* Problem details: Check every line of the entries below for the word "with", then give only the number of lines that have it.

..............................

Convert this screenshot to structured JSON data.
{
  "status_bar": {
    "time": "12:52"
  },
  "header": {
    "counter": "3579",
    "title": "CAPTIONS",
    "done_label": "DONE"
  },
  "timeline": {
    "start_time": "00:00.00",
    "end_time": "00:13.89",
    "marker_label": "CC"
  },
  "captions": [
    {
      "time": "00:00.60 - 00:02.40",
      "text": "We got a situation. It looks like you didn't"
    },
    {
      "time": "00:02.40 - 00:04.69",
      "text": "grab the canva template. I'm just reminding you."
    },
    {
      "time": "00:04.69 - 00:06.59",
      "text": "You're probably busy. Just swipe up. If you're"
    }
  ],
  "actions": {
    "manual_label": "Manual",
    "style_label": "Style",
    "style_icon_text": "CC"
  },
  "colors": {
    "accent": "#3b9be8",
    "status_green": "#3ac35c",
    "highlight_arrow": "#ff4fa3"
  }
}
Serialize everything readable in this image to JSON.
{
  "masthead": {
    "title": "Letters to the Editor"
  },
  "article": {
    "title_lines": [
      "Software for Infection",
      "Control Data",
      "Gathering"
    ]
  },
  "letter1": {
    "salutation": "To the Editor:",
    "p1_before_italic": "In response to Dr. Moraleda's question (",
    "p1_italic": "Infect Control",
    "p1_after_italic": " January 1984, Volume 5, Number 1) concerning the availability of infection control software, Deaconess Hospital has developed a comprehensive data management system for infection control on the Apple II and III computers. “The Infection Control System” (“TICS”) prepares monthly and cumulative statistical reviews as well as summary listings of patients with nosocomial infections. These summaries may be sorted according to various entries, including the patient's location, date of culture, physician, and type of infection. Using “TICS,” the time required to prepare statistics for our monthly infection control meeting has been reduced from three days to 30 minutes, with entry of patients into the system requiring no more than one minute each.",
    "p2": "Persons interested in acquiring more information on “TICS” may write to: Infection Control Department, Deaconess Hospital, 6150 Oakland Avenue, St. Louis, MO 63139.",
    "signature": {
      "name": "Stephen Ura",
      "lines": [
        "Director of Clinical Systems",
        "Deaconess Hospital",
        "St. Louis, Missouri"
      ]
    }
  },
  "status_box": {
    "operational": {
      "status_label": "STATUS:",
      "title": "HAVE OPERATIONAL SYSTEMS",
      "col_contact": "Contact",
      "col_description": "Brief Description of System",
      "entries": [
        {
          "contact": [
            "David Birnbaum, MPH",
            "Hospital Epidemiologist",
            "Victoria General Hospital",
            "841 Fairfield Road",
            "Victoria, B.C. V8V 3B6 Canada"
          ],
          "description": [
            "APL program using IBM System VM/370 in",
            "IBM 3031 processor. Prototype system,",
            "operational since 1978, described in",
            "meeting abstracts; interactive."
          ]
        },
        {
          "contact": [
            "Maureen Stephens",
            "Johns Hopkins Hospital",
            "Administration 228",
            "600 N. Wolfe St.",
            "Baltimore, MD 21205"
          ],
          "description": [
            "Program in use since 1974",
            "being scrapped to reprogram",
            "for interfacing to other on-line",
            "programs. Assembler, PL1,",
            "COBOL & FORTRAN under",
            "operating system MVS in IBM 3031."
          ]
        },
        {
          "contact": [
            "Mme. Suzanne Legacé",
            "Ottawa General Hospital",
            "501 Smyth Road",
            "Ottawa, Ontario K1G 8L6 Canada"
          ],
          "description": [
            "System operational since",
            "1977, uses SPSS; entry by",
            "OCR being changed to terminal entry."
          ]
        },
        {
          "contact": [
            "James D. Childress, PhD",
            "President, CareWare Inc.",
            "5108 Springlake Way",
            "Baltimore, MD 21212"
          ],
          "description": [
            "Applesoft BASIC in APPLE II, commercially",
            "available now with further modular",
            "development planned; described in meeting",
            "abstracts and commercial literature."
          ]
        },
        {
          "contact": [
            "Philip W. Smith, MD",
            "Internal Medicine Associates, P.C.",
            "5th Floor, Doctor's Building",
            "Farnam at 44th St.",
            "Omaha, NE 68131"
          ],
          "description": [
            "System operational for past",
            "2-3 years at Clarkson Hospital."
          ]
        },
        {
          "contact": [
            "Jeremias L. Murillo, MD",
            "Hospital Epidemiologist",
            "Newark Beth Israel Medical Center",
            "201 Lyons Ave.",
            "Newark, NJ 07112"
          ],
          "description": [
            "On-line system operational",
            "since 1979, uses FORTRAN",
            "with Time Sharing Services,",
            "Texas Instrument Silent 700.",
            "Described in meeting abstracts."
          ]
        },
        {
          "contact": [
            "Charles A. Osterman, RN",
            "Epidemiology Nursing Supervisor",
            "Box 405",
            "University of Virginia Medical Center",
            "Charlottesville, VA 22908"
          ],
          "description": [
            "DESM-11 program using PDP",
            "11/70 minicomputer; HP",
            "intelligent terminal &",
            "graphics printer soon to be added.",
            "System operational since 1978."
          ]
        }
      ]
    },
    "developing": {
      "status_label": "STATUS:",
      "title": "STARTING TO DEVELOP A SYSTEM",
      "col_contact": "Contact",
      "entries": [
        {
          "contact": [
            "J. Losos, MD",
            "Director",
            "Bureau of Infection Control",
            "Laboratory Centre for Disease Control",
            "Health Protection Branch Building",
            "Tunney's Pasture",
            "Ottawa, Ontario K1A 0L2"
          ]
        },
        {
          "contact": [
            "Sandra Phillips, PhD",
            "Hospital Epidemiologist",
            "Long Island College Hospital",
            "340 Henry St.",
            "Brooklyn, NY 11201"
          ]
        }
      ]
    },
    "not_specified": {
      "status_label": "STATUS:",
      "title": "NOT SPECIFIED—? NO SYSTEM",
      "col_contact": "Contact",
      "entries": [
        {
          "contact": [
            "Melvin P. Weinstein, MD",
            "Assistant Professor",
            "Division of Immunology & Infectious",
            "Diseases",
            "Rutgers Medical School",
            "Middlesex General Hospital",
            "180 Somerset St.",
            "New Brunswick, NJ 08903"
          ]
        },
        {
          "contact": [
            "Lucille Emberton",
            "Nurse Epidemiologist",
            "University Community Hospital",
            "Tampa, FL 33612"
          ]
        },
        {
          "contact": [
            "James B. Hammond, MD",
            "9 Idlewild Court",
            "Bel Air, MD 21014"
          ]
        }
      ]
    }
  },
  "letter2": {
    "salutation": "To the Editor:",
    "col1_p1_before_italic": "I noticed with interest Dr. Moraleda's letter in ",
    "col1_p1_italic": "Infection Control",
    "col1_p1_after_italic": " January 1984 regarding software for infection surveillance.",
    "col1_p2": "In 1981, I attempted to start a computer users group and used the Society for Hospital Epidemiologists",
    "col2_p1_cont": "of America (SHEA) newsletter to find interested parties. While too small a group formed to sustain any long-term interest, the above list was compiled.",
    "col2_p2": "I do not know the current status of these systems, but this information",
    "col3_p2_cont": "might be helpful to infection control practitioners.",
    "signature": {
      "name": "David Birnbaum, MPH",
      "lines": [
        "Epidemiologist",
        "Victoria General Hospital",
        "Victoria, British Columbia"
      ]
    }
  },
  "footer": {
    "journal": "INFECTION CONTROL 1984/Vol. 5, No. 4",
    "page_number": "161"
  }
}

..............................

* Result of this task: 4